After announcing earlier this summer that they would reconsider a proposed "added sugar" label on maple syrup and honey, the U.S. Food and Drug Administration has officially decided to scrap that plan.
The FDA's decision was announced Thursday in a statement from FDA Commissioner Scott Gottlieb. He referenced the thousands of comments that the FDA received about the proposal, which was put forth as part of a broader Nutrition Facts label overhaul.
Gottlieb noted the FDA now plans a revision in its final guidance:
"This guidance will provide a path forward for pure, single-ingredient “packaged as such” products that does not involve the standard “added sugars” declaration on the Nutrition Facts label. We are not considering changes to the required percent daily value for these products, including for products like pure honey and maple syrup. We believe that such a solution strikes the balance of addressing producer concerns that their products could be perceived as being economically adulterated while still informing consumers on how these products contribute to their daily added sugar intake."
Gottlieb added that the FDA expects to issue its final guidance in early 2019.
The draft guidance that called for the "added sugar" label for maple syrup and honey was first put forth in February. It was met with vocal resistance from the state's maple syrup producers, and even members of Vermont's congressional delegation.
Back in June, the Vermont Attorney General's Office had urged Vermonters to submit comments about the proposal.
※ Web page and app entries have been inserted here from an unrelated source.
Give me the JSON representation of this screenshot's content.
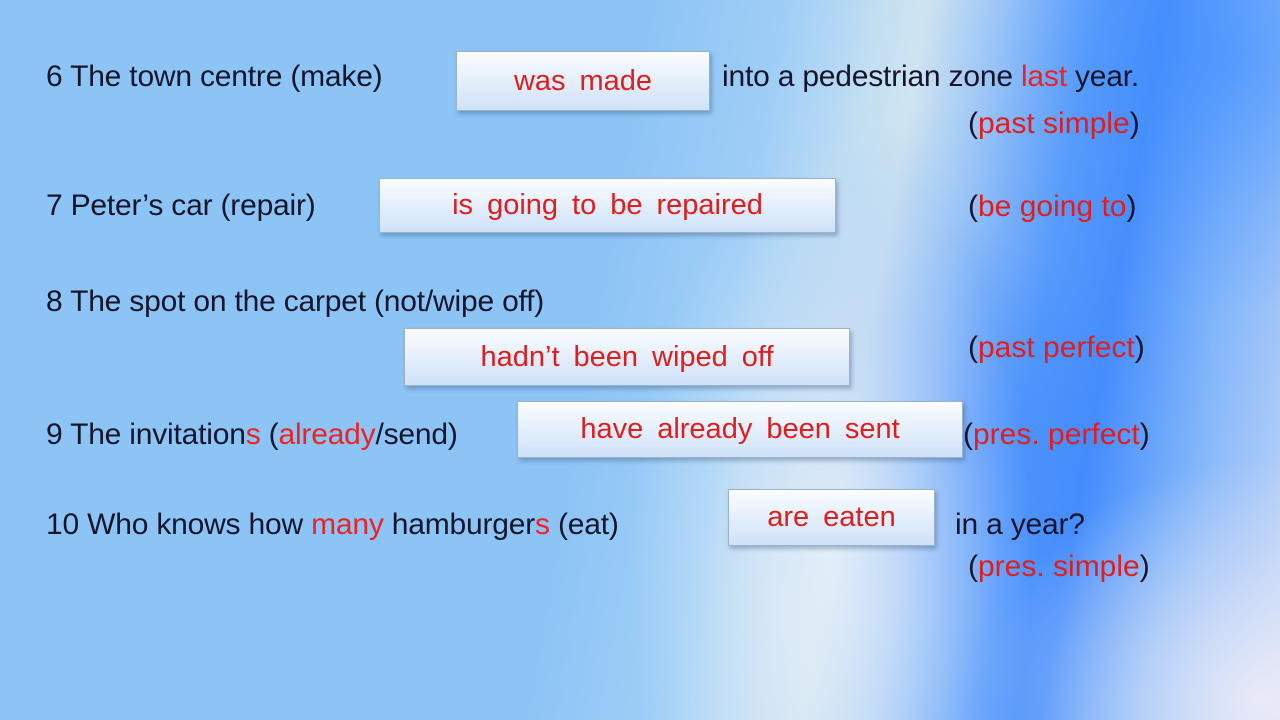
{
  "slide": {
    "background_left_color": "#8cc4f5",
    "background_accent_color": "#4a90fc",
    "answer_text_color": "#e01e1e",
    "body_text_color": "#15152b"
  },
  "exercises": [
    {
      "number": "6",
      "prompt_before": "6 The town centre (make)",
      "answer_words": [
        "was",
        "made"
      ],
      "prompt_after_plain": "into a pedestrian zone ",
      "prompt_after_highlight": "last",
      "prompt_after_tail": " year.",
      "tense_open": "(",
      "tense_label": "past simple",
      "tense_close": ")"
    },
    {
      "number": "7",
      "prompt_before": "7 Peter’s car (repair)",
      "answer_words": [
        "is",
        "going",
        "to",
        "be",
        "repaired"
      ],
      "tense_open": "(",
      "tense_label": "be going to",
      "tense_close": ")"
    },
    {
      "number": "8",
      "prompt_before": "8 The spot on the carpet (not/wipe off)",
      "answer_words": [
        "hadn’t",
        "been",
        "wiped",
        "off"
      ],
      "tense_open": "(",
      "tense_label": "past perfect",
      "tense_close": ")"
    },
    {
      "number": "9",
      "prompt_part1": "9 The invitation",
      "prompt_highlight1": "s",
      "prompt_part2": " (",
      "prompt_highlight2": "already",
      "prompt_part3": "/send)",
      "answer_words": [
        "have",
        "already",
        "been",
        "sent"
      ],
      "tense_open": "(",
      "tense_label": "pres. perfect",
      "tense_close": ")"
    },
    {
      "number": "10",
      "prompt_part1": "10 Who knows how ",
      "prompt_highlight1": "many",
      "prompt_part2": " hamburger",
      "prompt_highlight2": "s",
      "prompt_part3": " (eat)",
      "answer_words": [
        "are",
        "eaten"
      ],
      "prompt_after_tail": "in a year?",
      "tense_open": "(",
      "tense_label": "pres. simple",
      "tense_close": ")"
    }
  ]
}
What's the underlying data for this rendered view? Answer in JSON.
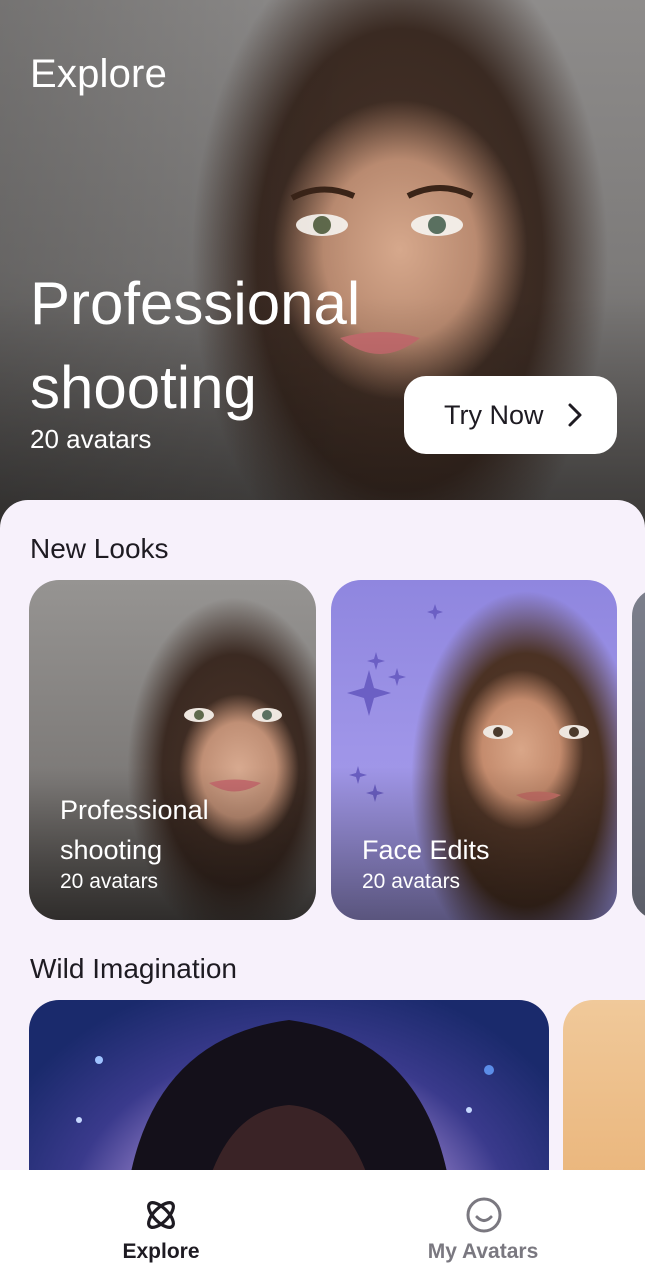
{
  "header": {
    "title": "Explore"
  },
  "hero": {
    "title": "Professional shooting",
    "subtitle": "20 avatars",
    "button_label": "Try Now"
  },
  "sections": [
    {
      "title": "New Looks",
      "cards": [
        {
          "title": "Professional shooting",
          "subtitle": "20 avatars"
        },
        {
          "title": "Face Edits",
          "subtitle": "20 avatars"
        }
      ]
    },
    {
      "title": "Wild Imagination"
    }
  ],
  "nav": {
    "items": [
      {
        "label": "Explore",
        "icon": "atom-icon",
        "active": true
      },
      {
        "label": "My Avatars",
        "icon": "smiley-face-icon",
        "active": false
      }
    ]
  },
  "colors": {
    "background": "#f7f1fb",
    "text_primary": "#1e1b22",
    "nav_inactive": "#7a7880",
    "card_purple": "#9f95e8"
  }
}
In a press release Friday, Attorney General TJ Donovan applauded the FDA's recent decision.
“This is a victory for common sense and democracy,” Donovan said in his statement. “I want to thank the hundreds of Vermonters who stood up for 100% pure maple products. Your voice made a difference."
Amanda Voyer, the executive director of the Vermont Maple Sugarmakers Association, was also quoted in the AG's release voicing support for the change in the FDA's plans: “This is good news for maple producers and consumers. We support clear labeling and disclosure of nutrition facts, and applaud the FDA for clarifying its position. This announcement means that nobody will be confused. 100% pure means just that: nothing added."
Emma Marvin is one of the owners of Butternut Mountain Farm, a large-scale maple producer based in Lamoille County. She told VPR that the FDA announcement is "a great step in the right direction."
"I’m optimistic, with a little bit of caution, because we’ve been in this process for a while," Marvin said. "The new Nutrition Facts panel rule came out in 2016 and, since its publication, we’ve been working to address the issue of how ‘added sugars’ would be applied to pure maple syrup packages."
Update 5:35 p.m. This post was updated to include comment from Marvin.